▶ Your assignment:
Restate all of the following data exactly, keeping any images out of the copy.

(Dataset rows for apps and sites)

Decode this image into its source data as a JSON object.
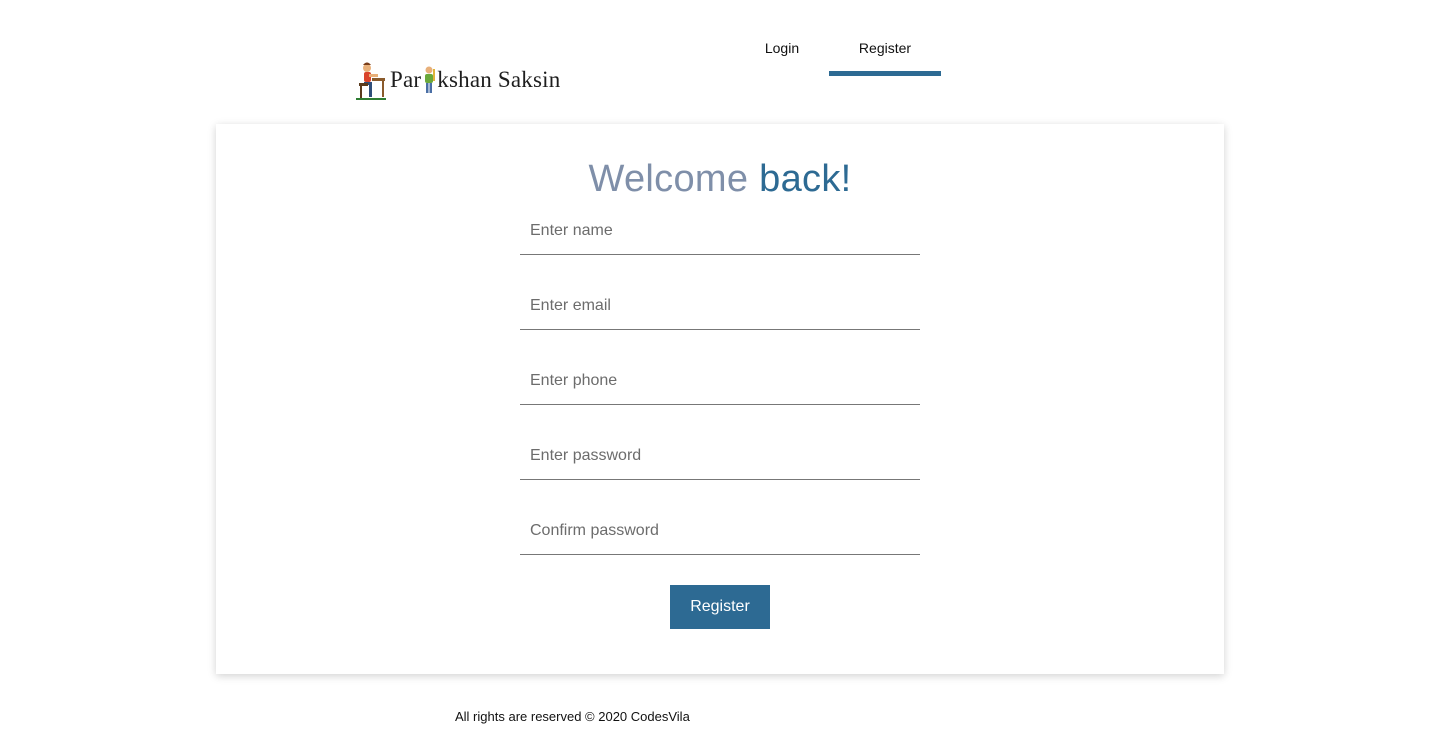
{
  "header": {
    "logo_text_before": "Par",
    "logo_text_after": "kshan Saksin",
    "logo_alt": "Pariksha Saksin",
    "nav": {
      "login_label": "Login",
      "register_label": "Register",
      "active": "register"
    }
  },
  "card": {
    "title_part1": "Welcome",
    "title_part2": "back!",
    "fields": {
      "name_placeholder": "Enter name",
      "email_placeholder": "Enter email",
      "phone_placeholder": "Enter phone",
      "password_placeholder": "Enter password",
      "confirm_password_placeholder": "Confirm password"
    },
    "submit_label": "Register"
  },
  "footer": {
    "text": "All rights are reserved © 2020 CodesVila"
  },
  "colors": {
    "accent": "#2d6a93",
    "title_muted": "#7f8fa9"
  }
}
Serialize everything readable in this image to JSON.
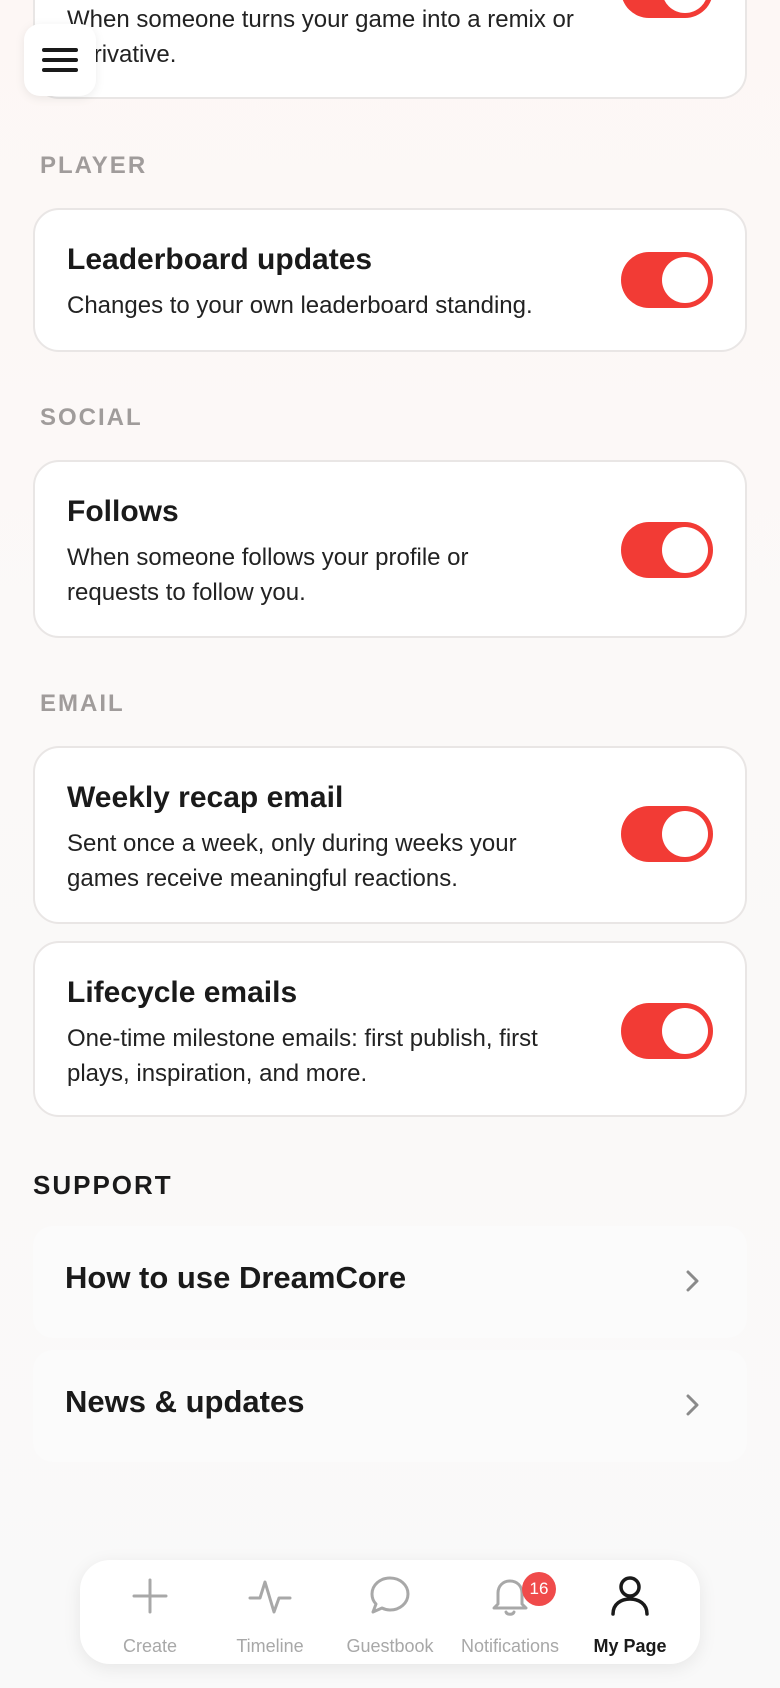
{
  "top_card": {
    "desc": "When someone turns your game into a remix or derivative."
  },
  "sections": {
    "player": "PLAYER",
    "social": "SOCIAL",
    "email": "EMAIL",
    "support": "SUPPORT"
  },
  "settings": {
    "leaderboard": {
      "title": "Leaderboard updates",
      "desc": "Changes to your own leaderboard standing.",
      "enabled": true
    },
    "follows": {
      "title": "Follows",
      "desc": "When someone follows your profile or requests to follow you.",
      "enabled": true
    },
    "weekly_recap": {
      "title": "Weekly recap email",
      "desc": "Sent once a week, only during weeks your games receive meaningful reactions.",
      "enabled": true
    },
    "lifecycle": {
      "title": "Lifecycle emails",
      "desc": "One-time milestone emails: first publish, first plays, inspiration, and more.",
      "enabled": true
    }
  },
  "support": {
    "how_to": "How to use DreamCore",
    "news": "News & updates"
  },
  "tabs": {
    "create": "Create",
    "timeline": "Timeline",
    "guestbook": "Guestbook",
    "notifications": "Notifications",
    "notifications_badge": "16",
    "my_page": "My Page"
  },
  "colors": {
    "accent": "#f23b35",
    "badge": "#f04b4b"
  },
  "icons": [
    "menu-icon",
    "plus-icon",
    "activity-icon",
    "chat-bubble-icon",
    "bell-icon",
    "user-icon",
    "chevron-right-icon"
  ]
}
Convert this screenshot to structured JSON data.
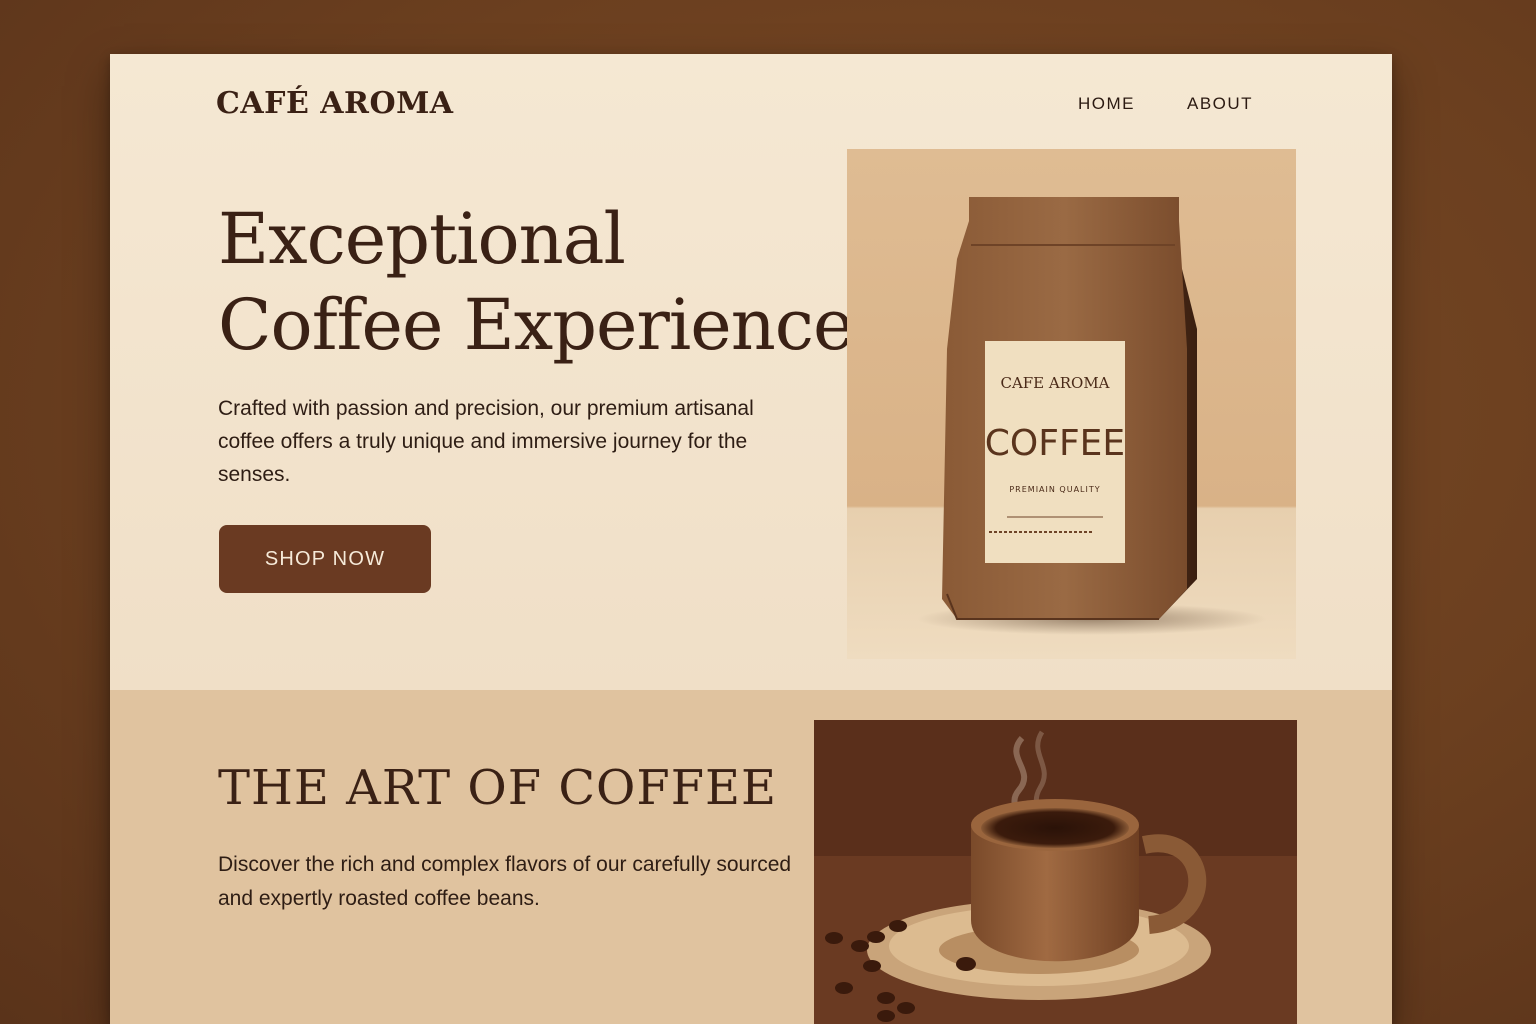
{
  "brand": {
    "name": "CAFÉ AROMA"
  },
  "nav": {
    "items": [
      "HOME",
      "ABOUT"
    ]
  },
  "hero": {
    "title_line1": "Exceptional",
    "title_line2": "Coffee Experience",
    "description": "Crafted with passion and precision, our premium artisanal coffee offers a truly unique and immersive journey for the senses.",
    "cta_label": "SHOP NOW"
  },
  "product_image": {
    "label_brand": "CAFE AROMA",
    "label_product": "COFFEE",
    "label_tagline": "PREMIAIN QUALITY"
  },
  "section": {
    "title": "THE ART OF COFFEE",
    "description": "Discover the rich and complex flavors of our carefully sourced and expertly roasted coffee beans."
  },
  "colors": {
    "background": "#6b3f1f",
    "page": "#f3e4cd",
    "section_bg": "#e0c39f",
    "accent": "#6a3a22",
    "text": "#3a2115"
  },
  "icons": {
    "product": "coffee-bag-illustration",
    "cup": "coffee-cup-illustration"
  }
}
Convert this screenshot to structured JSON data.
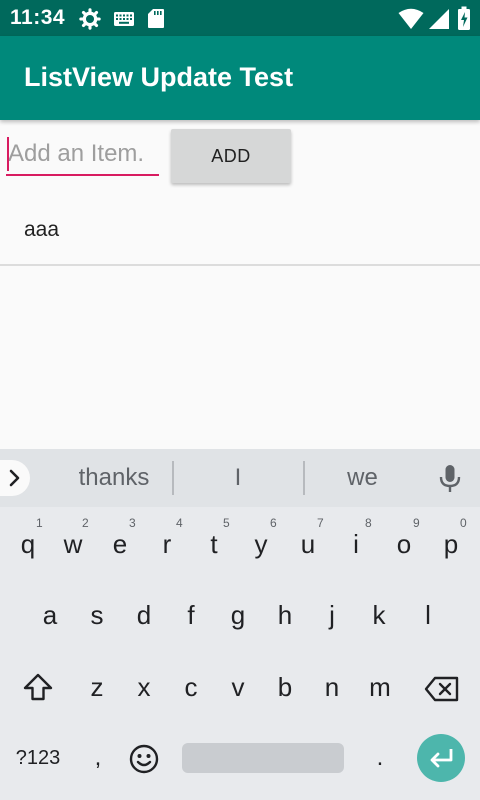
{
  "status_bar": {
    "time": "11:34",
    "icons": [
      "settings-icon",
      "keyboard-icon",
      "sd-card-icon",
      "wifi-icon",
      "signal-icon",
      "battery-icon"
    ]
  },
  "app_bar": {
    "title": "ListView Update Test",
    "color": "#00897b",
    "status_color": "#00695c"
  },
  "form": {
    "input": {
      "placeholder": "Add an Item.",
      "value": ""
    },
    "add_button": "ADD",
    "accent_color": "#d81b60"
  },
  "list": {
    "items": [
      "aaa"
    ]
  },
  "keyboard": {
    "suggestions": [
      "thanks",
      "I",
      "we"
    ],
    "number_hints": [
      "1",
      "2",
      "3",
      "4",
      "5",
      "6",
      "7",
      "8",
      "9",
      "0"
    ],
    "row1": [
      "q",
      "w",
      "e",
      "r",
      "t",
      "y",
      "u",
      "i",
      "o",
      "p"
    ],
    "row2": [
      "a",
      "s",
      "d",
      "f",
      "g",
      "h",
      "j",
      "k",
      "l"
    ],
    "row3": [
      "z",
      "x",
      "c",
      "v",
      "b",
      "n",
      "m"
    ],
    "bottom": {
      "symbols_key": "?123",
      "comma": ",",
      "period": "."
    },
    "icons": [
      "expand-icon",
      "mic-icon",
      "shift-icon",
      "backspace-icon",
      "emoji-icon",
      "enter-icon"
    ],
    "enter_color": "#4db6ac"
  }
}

▶ The answer:
Decode this image into its source data as a JSON object.
{
  "header": {
    "logo_text_before": "Par",
    "logo_text_after": "kshan Saksin",
    "logo_alt": "Pariksha Saksin",
    "nav": {
      "login_label": "Login",
      "register_label": "Register",
      "active": "register"
    }
  },
  "card": {
    "title_part1": "Welcome",
    "title_part2": "back!",
    "fields": {
      "name_placeholder": "Enter name",
      "email_placeholder": "Enter email",
      "phone_placeholder": "Enter phone",
      "password_placeholder": "Enter password",
      "confirm_password_placeholder": "Confirm password"
    },
    "submit_label": "Register"
  },
  "footer": {
    "text": "All rights are reserved © 2020 CodesVila"
  },
  "colors": {
    "accent": "#2d6a93",
    "title_muted": "#7f8fa9"
  }
}
Serialize everything readable in this image to JSON.
{
  "top_card": {
    "desc": "When someone turns your game into a remix or derivative."
  },
  "sections": {
    "player": "PLAYER",
    "social": "SOCIAL",
    "email": "EMAIL",
    "support": "SUPPORT"
  },
  "settings": {
    "leaderboard": {
      "title": "Leaderboard updates",
      "desc": "Changes to your own leaderboard standing.",
      "enabled": true
    },
    "follows": {
      "title": "Follows",
      "desc": "When someone follows your profile or requests to follow you.",
      "enabled": true
    },
    "weekly_recap": {
      "title": "Weekly recap email",
      "desc": "Sent once a week, only during weeks your games receive meaningful reactions.",
      "enabled": true
    },
    "lifecycle": {
      "title": "Lifecycle emails",
      "desc": "One-time milestone emails: first publish, first plays, inspiration, and more.",
      "enabled": true
    }
  },
  "support": {
    "how_to": "How to use DreamCore",
    "news": "News & updates"
  },
  "tabs": {
    "create": "Create",
    "timeline": "Timeline",
    "guestbook": "Guestbook",
    "notifications": "Notifications",
    "notifications_badge": "16",
    "my_page": "My Page"
  },
  "colors": {
    "accent": "#f23b35",
    "badge": "#f04b4b"
  },
  "icons": [
    "menu-icon",
    "plus-icon",
    "activity-icon",
    "chat-bubble-icon",
    "bell-icon",
    "user-icon",
    "chevron-right-icon"
  ]
}
Convert this screenshot to structured JSON data.
{
  "brand": {
    "name": "CAFÉ AROMA"
  },
  "nav": {
    "items": [
      "HOME",
      "ABOUT"
    ]
  },
  "hero": {
    "title_line1": "Exceptional",
    "title_line2": "Coffee Experience",
    "description": "Crafted with passion and precision, our premium artisanal coffee offers a truly unique and immersive journey for the senses.",
    "cta_label": "SHOP NOW"
  },
  "product_image": {
    "label_brand": "CAFE AROMA",
    "label_product": "COFFEE",
    "label_tagline": "PREMIAIN QUALITY"
  },
  "section": {
    "title": "THE ART OF COFFEE",
    "description": "Discover the rich and complex flavors of our carefully sourced and expertly roasted coffee beans."
  },
  "colors": {
    "background": "#6b3f1f",
    "page": "#f3e4cd",
    "section_bg": "#e0c39f",
    "accent": "#6a3a22",
    "text": "#3a2115"
  },
  "icons": {
    "product": "coffee-bag-illustration",
    "cup": "coffee-cup-illustration"
  }
}
Convert this screenshot to structured JSON data.
{
  "status_bar": {
    "time": "11:34",
    "icons": [
      "settings-icon",
      "keyboard-icon",
      "sd-card-icon",
      "wifi-icon",
      "signal-icon",
      "battery-icon"
    ]
  },
  "app_bar": {
    "title": "ListView Update Test",
    "color": "#00897b",
    "status_color": "#00695c"
  },
  "form": {
    "input": {
      "placeholder": "Add an Item.",
      "value": ""
    },
    "add_button": "ADD",
    "accent_color": "#d81b60"
  },
  "list": {
    "items": [
      "aaa"
    ]
  },
  "keyboard": {
    "suggestions": [
      "thanks",
      "I",
      "we"
    ],
    "number_hints": [
      "1",
      "2",
      "3",
      "4",
      "5",
      "6",
      "7",
      "8",
      "9",
      "0"
    ],
    "row1": [
      "q",
      "w",
      "e",
      "r",
      "t",
      "y",
      "u",
      "i",
      "o",
      "p"
    ],
    "row2": [
      "a",
      "s",
      "d",
      "f",
      "g",
      "h",
      "j",
      "k",
      "l"
    ],
    "row3": [
      "z",
      "x",
      "c",
      "v",
      "b",
      "n",
      "m"
    ],
    "bottom": {
      "symbols_key": "?123",
      "comma": ",",
      "period": "."
    },
    "icons": [
      "expand-icon",
      "mic-icon",
      "shift-icon",
      "backspace-icon",
      "emoji-icon",
      "enter-icon"
    ],
    "enter_color": "#4db6ac"
  }
}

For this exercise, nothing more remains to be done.